• [WORK REQUIRED] Where a line below includes the word "favicon", copy that line.

-=-=-

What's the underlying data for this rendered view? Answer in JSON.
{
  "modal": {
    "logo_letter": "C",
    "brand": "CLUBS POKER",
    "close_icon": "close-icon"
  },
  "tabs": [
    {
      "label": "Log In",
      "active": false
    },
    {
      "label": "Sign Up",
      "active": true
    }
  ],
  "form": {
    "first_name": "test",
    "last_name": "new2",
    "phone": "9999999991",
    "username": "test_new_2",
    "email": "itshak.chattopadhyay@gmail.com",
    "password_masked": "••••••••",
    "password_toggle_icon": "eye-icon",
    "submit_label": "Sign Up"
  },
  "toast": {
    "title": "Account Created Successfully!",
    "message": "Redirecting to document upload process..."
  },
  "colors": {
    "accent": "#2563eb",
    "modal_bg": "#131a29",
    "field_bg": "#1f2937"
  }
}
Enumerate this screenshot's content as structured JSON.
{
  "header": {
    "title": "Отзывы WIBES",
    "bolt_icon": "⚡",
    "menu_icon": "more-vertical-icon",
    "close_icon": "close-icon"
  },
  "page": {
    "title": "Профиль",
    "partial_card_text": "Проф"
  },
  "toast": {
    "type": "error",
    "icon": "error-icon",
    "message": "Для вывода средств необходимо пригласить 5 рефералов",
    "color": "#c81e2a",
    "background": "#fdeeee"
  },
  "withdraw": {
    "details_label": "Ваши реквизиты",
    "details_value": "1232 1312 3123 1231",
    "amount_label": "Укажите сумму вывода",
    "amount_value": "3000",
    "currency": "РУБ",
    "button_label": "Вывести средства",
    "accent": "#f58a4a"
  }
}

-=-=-

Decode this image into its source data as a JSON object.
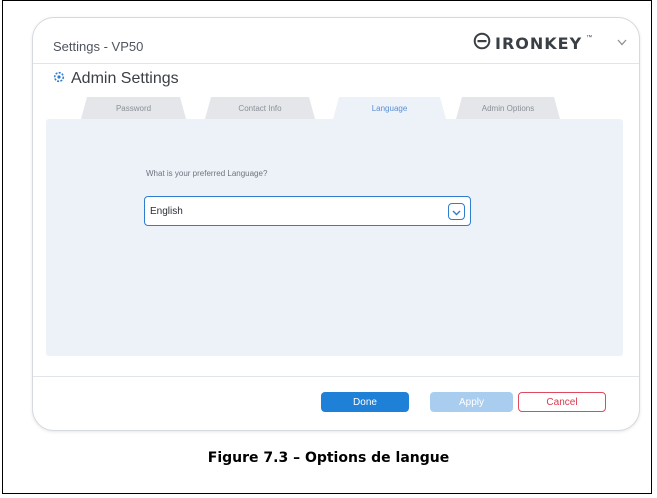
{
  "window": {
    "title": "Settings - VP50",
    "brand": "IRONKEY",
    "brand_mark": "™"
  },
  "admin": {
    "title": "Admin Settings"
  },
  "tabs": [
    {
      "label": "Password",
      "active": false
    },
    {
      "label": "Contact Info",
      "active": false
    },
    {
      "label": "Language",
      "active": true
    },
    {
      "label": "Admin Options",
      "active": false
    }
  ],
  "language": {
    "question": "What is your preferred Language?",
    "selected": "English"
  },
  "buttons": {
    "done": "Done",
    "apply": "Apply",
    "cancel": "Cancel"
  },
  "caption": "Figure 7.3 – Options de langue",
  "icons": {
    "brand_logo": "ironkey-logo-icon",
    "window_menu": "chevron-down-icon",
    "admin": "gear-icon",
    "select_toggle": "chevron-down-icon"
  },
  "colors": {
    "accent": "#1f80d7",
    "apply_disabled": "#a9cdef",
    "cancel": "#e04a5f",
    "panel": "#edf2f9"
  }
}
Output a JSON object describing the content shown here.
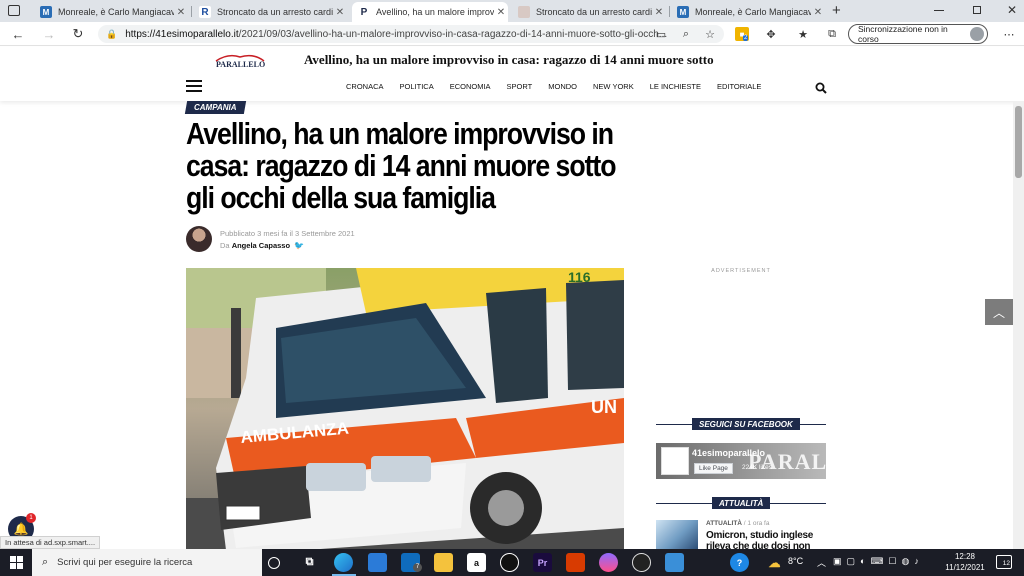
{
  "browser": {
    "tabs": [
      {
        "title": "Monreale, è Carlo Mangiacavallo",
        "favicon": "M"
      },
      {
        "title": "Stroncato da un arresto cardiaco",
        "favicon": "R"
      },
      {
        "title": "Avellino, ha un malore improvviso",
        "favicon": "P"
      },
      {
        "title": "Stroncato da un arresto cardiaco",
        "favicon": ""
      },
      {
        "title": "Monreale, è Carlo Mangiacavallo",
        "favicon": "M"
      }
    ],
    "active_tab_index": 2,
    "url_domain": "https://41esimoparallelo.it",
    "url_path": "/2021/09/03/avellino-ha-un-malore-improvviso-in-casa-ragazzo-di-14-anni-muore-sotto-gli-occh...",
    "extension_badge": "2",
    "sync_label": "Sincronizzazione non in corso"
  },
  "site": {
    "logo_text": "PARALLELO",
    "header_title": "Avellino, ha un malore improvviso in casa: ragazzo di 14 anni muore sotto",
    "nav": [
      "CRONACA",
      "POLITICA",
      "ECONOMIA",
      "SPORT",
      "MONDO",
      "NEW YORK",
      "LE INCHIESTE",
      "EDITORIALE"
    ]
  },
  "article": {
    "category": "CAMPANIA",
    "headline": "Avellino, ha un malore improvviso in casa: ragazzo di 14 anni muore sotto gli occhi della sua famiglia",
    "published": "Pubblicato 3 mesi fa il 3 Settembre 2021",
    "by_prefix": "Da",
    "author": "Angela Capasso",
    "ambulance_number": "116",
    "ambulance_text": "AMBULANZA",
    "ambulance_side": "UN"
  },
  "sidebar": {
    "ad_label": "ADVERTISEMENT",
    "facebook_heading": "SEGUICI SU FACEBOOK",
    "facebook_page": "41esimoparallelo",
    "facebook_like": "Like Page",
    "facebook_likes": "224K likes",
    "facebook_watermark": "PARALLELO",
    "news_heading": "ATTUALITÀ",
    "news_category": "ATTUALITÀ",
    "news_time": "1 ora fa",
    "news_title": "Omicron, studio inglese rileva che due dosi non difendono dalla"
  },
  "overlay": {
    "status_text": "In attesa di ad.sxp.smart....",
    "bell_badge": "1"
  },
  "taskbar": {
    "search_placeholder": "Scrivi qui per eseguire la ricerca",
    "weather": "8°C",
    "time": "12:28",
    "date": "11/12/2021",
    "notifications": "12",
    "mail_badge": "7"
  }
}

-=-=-

• [ANSWER TO THE PROBLEM]
        "favicon": "M"
        "favicon": "R"
        "favicon": "P"
        "favicon": ""
        "favicon": "M"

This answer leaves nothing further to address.